§ **Task description**
Line count for "header": state how many lines of the listing below contain it, without anything else.

§ **Supplied entries**
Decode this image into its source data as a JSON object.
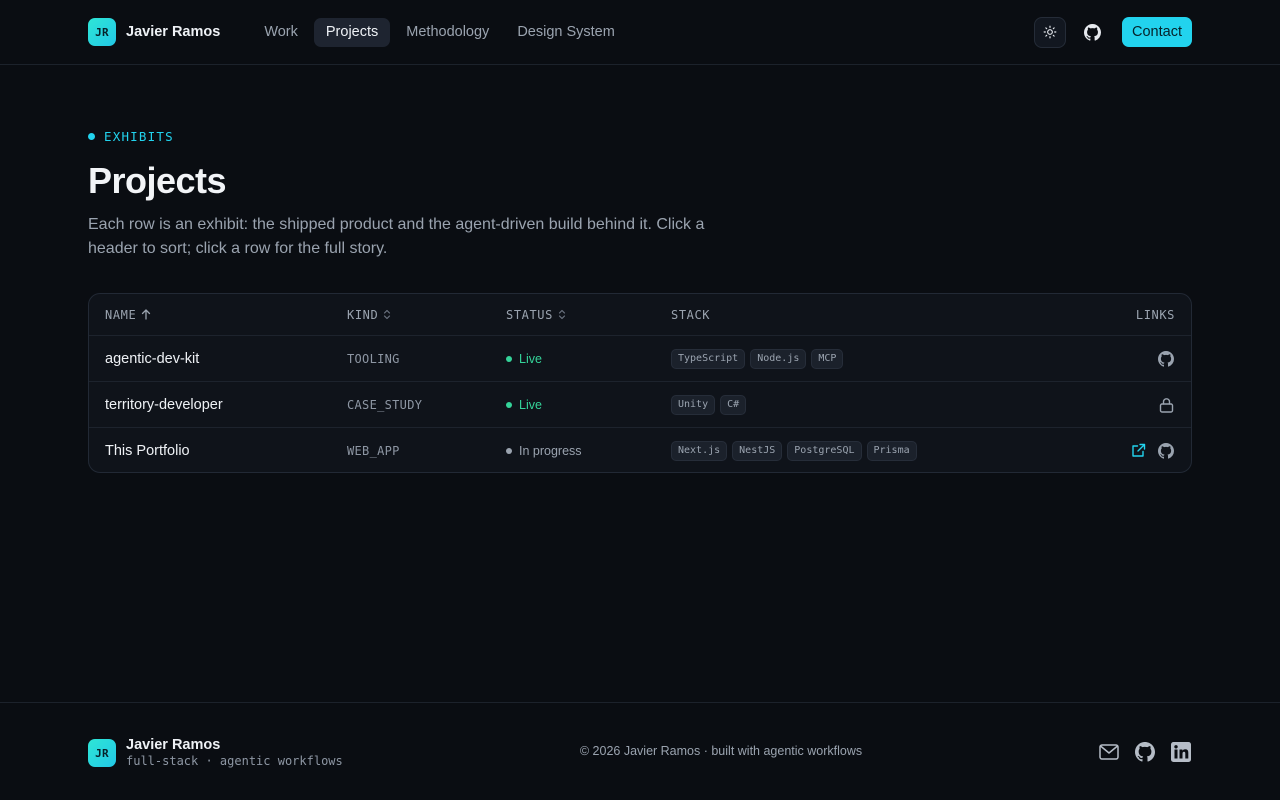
{
  "header": {
    "logo_initials": "JR",
    "brand_name": "Javier Ramos",
    "nav": [
      {
        "label": "Work",
        "active": false
      },
      {
        "label": "Projects",
        "active": true
      },
      {
        "label": "Methodology",
        "active": false
      },
      {
        "label": "Design System",
        "active": false
      }
    ],
    "theme_icon": "sun-icon",
    "github_icon": "github-icon",
    "contact_label": "Contact"
  },
  "main": {
    "eyebrow": "EXHIBITS",
    "title": "Projects",
    "subtitle": "Each row is an exhibit: the shipped product and the agent-driven build behind it. Click a header to sort; click a row for the full story."
  },
  "table": {
    "columns": {
      "name": "NAME",
      "kind": "KIND",
      "status": "STATUS",
      "stack": "STACK",
      "links": "LINKS"
    },
    "sort": {
      "column": "name",
      "direction": "ascending"
    },
    "rows": [
      {
        "name": "agentic-dev-kit",
        "kind": "TOOLING",
        "status": "Live",
        "status_color": "#34d399",
        "stack": [
          "TypeScript",
          "Node.js",
          "MCP"
        ],
        "links": [
          "github-icon"
        ]
      },
      {
        "name": "territory-developer",
        "kind": "CASE_STUDY",
        "status": "Live",
        "status_color": "#34d399",
        "stack": [
          "Unity",
          "C#"
        ],
        "links": [
          "lock-icon"
        ]
      },
      {
        "name": "This Portfolio",
        "kind": "WEB_APP",
        "status": "In progress",
        "status_color": "#9aa3af",
        "stack": [
          "Next.js",
          "NestJS",
          "PostgreSQL",
          "Prisma"
        ],
        "links": [
          "external-link-icon",
          "github-icon"
        ]
      }
    ]
  },
  "footer": {
    "logo_initials": "JR",
    "name": "Javier Ramos",
    "tagline": "full-stack · agentic workflows",
    "copyright": "© 2026 Javier Ramos · built with agentic workflows",
    "socials": [
      "mail-icon",
      "github-icon",
      "linkedin-icon"
    ]
  },
  "colors": {
    "accent": "#22d3ee",
    "background": "#0a0d12",
    "live": "#34d399"
  }
}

§ **Answer to the exercise**
2